Record collecting has never been my thing, and I’ve been pretty content with that notion until recently. There’s a very real culture alive these days, as record sales have seen a significant boom, even in the age of the mp3. It reminds me of an interview I read a few years ago with Jonny Greenwood (Super Guitar Genius of Radiohead) which I thought hit something head-on:
SFJ: What are your favorite and least favorite aspects of the MP3 age?
JG: The downside is that people are encouraged to own far more music than they can ever give their full attention to. People will have MP3s of every Miles Davis’ record but never think of hearing any of them twice in a row—there’s just too much to get through. You’re thinking, “I’ve got ‘Sketches of Spain and ‘Bitches Brew’—let’s zip through those while I’m finishing that e-mail.” That abundance can push any music into background music, furniture music.

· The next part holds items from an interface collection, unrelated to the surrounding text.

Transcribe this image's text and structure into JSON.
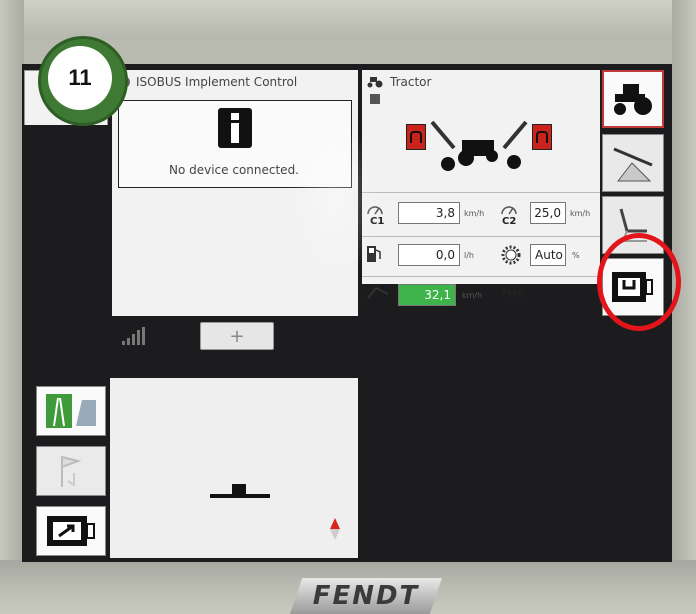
{
  "step_badge": "11",
  "isobus": {
    "title": "ISOBUS Implement Control",
    "message": "No device connected.",
    "plus_label": "+"
  },
  "tractor": {
    "title": "Tractor",
    "c1": {
      "label": "C1",
      "value": "3,8",
      "unit": "km/h"
    },
    "c2": {
      "label": "C2",
      "value": "25,0",
      "unit": "km/h"
    },
    "fuel": {
      "value": "0,0",
      "unit": "l/h"
    },
    "auto": {
      "value": "Auto",
      "unit": "%"
    },
    "tms": {
      "value": "32,1",
      "unit": "km/h",
      "label": "TMS"
    }
  },
  "right_tabs": [
    "tractor-icon",
    "sprayer-icon",
    "seat-icon",
    "terminal-settings-icon"
  ],
  "left_tabs": [
    "guidance-view-icon",
    "turn-sequence-icon",
    "terminal-fullscreen-icon"
  ],
  "brand": "FENDT",
  "colors": {
    "badge_green": "#3f7a34",
    "highlight_red": "#e3141a",
    "tms_green": "#3db34a",
    "lock_red": "#c9231c"
  }
}
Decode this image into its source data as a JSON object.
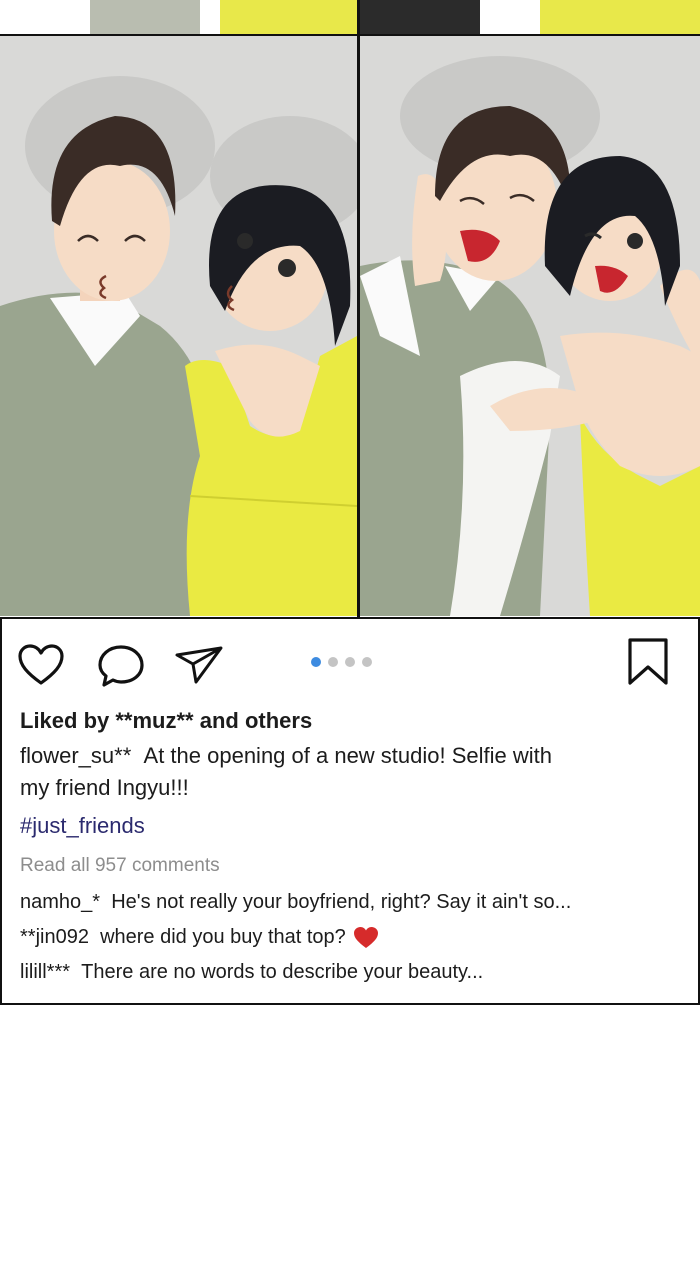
{
  "post": {
    "liked_by": "Liked by **muz** and others",
    "caption_user": "flower_su**",
    "caption_line1": "At the opening of a new studio! Selfie with",
    "caption_line2": "my friend Ingyu!!!",
    "hashtag": "#just_friends",
    "comments_link": "Read all 957 comments",
    "comments": [
      {
        "user": "namho_*",
        "text": "He's not really your boyfriend, right? Say it ain't so..."
      },
      {
        "user": "**jin092",
        "text": "where did you buy that top?"
      },
      {
        "user": "lilill***",
        "text": "There are no words to describe your beauty..."
      }
    ]
  },
  "carousel": {
    "count": 4,
    "active": 1
  },
  "icons": {
    "like": "heart-icon",
    "comment": "comment-bubble-icon",
    "share": "paper-plane-icon",
    "save": "bookmark-icon",
    "emoji": "red-heart-emoji"
  },
  "colors": {
    "active_dot": "#3d8be0",
    "hashtag": "#2b2a6e",
    "muted": "#8d8d8d",
    "heart_emoji": "#d62b2b"
  }
}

I think we tend to take music for granted when we can have all of it. It’s so easy to turn on a playlist and tune it out for hours. I’m guilty of this at times, though I also always select my music carefully and I do try to keep an ear on it. But recently I’ve been going to my friend Anna’s apartment, which is small and cozy, and she’s always playing records. In a small cozy room, records give off a very warm and surrounding feel. I was instantly smitten. I think they’re really great for sitting in a room and listening to. So, recently a friend was selling all of his records for pretty cheap and I snatched a bunch of them up, thinking I might finally give this record collecting thing a go. The thing that feels intimidating to me is that it’s hard to find certain albums you really want (I’ve never seen any Smiths or Joy Division records out in the open at a store, and you’re not likely to come across them for sale from a collector either) and it becomes a pretty expensive habit. Furthermore, I don’t even own a record player.
It’s in the cards, of course. I just have to build an environment where they’ll sound the best. Jesus, what a whole thing it turns into, right?
There is something so wonderful about being able to hold a record, and at times it can become a display piece in its own rights. The above photo is the cover for New Order’s Power, Corruption & Lies. It’s my favorite album sleeve of all time, right after Joy Division’s Unknown Pleasures [Peter Saville. My Design God. Look him up]. I’d even go so far as to say the music is second to the artwork. And now I have it, and even though I had the CD and I can listen to the remastered extended release on Spotify or wherever, there’s something really special about having it displayed.
You could say I’ve converted.